This lengthy passage can actually be simplified if it is broken down into four special and distinct segments, and we’ll entitle this first segment “the calling, “charge”, or “commission” of Eliezer (Vs.1-9), and any of those terms are applicable here. In this section Abraham charges Eliezer, the man in charge of all things concerning his household, with the even more special task, of finding a wife for his son Isaac, shortly after the death of Sarah. The aging patriarch wanted to ensure that Isaac wouldn’t end up marrying one of the local Canaanite women, after he had passed away.

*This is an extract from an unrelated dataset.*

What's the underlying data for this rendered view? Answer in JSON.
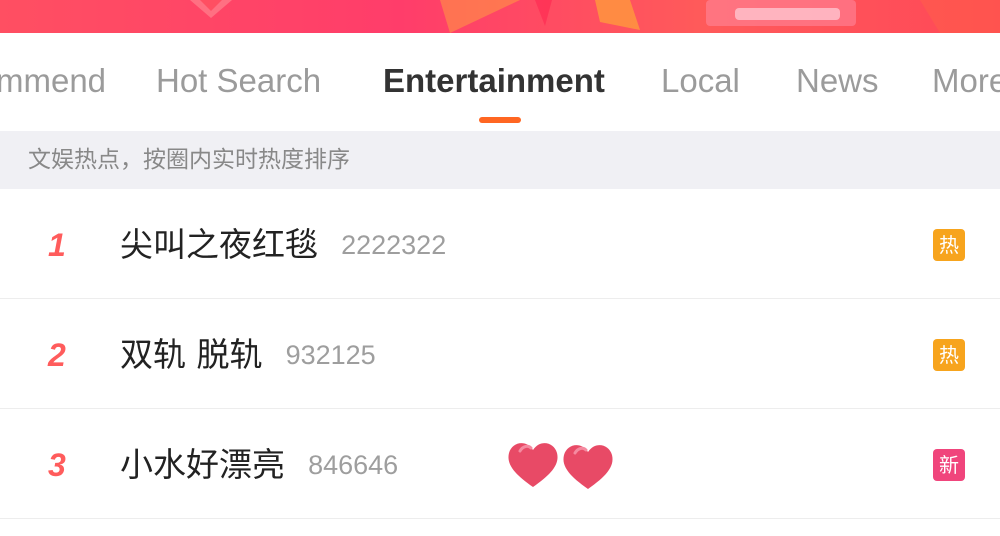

And so he commissioned Eliezer to go to his own (Abraham’s) homeland, to his brother Nahor’s house, back in Aram-naharaim, in the northern section of Padan Aram (Mesopotamia), located between the Tigris and Euphrates Rivers, and choose a woman from among his relatives there. Abraham also made Eliezer swear a solemn oath that he would never take Isaac to Padan-aram, but instead, that he brings the young lady back there to Canaan, which was Isaac’s promised inheritance from GOD. And if by chance the woman refuses to come back to Canaan with him, then Eliezer would free from his oath.

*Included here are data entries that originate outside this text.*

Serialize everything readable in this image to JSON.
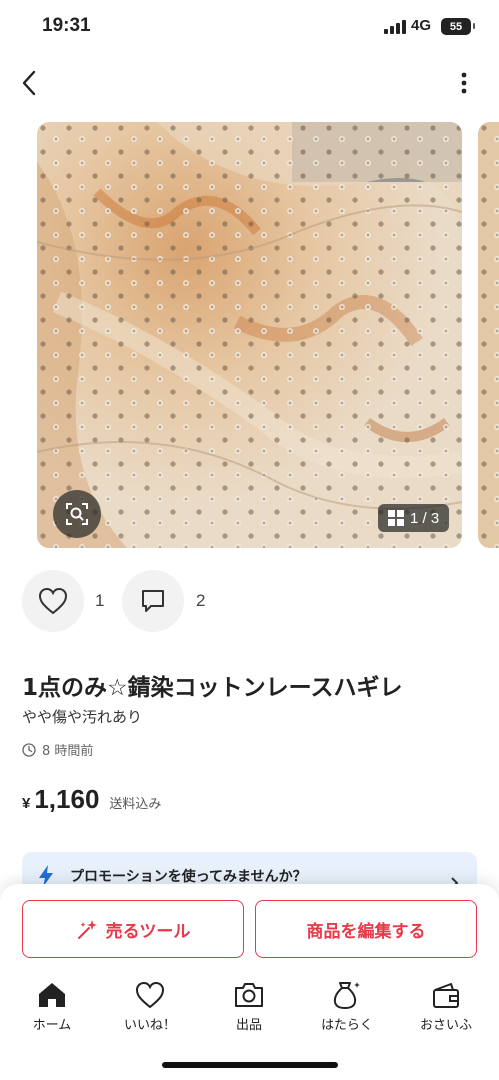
{
  "status_bar": {
    "time": "19:31",
    "network": "4G",
    "battery": "55"
  },
  "carousel": {
    "counter": "1 / 3"
  },
  "actions": {
    "like_count": "1",
    "comment_count": "2"
  },
  "item": {
    "title": "1点のみ☆錆染コットンレースハギレ",
    "condition": "やや傷や汚れあり",
    "posted": "8 時間前",
    "price_symbol": "¥",
    "price": "1,160",
    "price_note": "送料込み"
  },
  "promo": {
    "text": "プロモーションを使ってみませんか？"
  },
  "buttons": {
    "sell_tool": "売るツール",
    "edit_item": "商品を編集する"
  },
  "tabbar": {
    "home": "ホーム",
    "likes": "いいね！",
    "sell": "出品",
    "work": "はたらく",
    "wallet": "おさいふ"
  },
  "colors": {
    "accent": "#e8394a",
    "promo_bg": "#e8f1fb",
    "promo_icon": "#1f6fd6"
  }
}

The second section of this chapter (Vs.10-27) reveals “the faith and trust” that Eliezer shows in the “GOD of Abraham” to lead and guide him into a position to make the right choice for his master’s son. After receiving his instructions from Abraham, Eliezer loaded ten camels with gifts that consisted of the best of everything that Abraham owned, and set out on this 450-mile journey.
When Eliezer arrived in Padan Aram where Nahor had settled, he rested by a well just outside the village of Aram-naharaim. There he prayed to the GOD of Abraham to help him accomplish his mission. He asked GOD to show him a sign by which he would ask the women who come to the well to draw water, to give him a drink. If the woman answers by saying “Yes, I will give you a drink, and I will water your camels too” (it would take considerable time and water to accommodate ten thirsty camels) let her be the one YOU have appointed to be Isaac’s wife. And the LORD honored his request, and that woman turned out to be a young virgin named Rebekah, the daughter of Bethuel, the son of Nahor, Abraham’s brother.
In the third segment (Vs.28-60), we see the success of Eliezer’s mission as he and his entourage, are invited into the home of Laban and his father Bethuel, who quickly concluded that Eliezer’s mission was truly a commission from GOD. In those days it was not unusual to see the brother of a woman negotiating along with the living father concerning her marriage, and that is why here we see, both, Laban and Bethuel actively involved. And so they entrusted Rebekah into Eliezer’s hand, and she went willingly with them back to Beersheba.
And finally, in section four (Vs.61-67) we see the mission of Eliezer winding down to a conclusion, as they wrap up their 900-mile journey to Padan Aram and back. This final segment opens up as we find a, now 40-year old Isaac, who had just returned home himself from Beer-lahairoi in the Negev, strolling through a field meditating, when he looked up and saw Eliezer’s caravan approaching from the east.
When Rebekah looked and saw Isaac, she quickly dismounted and asked Eliezer who Isaac was. He replied, “He is my master’s son”, and so Rebekah covered her face with her veil. Soon after they met they were married and moved into the tent of his deceased mother Sarah, and Isaac loved her very much, as she was a great comfort to him after the death of his mother whom he had missed very much. Abraham was 140 years old at that time, and he lived another 35 years, and he himself re-married before he died and passed the torch to Isaac at the ripe old age of 175.
A Sunday school lesson by,
Larry D. Alexander